- **Exercise**
Search the data below for the word "Account" and copy each line that holds it.

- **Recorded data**

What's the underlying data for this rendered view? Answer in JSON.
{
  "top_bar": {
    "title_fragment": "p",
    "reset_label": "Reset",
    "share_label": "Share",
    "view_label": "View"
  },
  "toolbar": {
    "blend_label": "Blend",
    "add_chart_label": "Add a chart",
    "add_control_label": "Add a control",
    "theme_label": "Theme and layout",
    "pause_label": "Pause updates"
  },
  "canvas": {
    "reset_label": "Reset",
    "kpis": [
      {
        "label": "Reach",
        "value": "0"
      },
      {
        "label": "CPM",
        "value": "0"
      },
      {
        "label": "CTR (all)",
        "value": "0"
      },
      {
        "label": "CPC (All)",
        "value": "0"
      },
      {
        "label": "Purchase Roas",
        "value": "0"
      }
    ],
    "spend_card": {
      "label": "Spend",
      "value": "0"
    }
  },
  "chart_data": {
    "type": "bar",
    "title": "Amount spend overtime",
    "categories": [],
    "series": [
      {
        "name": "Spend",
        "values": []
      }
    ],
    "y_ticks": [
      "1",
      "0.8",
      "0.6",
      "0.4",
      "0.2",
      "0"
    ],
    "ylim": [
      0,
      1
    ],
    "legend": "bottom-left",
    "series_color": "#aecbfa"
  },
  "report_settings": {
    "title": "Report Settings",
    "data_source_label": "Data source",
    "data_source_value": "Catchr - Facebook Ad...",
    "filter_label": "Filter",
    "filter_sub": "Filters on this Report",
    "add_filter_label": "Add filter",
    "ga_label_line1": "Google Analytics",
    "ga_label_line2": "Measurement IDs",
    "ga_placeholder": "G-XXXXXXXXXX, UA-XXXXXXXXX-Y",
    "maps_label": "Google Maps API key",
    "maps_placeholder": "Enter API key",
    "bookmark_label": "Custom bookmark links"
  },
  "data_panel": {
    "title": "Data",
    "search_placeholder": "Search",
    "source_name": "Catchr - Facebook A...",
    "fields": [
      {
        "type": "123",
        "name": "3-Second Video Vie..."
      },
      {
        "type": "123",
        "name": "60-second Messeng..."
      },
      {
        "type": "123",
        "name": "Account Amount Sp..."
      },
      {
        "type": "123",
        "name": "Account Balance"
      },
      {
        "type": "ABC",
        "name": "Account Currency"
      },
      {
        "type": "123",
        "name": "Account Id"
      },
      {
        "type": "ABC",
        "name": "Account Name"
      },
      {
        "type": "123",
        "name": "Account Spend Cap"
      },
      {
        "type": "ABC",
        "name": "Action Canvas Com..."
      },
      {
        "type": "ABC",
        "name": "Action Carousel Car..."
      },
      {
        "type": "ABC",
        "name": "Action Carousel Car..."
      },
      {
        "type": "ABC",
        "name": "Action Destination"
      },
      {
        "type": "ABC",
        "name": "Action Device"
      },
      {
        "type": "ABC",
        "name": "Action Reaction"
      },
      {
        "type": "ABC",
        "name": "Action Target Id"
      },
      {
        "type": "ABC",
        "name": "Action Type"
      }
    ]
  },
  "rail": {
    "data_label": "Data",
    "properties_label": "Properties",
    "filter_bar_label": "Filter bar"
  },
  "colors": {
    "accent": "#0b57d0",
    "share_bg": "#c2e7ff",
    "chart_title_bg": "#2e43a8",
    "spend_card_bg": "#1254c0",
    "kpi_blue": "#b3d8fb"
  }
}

- **Exercise answer**
        "name": "Account Amount Sp..."
        "name": "Account Balance"
        "name": "Account Currency"
        "name": "Account Id"
        "name": "Account Name"
        "name": "Account Spend Cap"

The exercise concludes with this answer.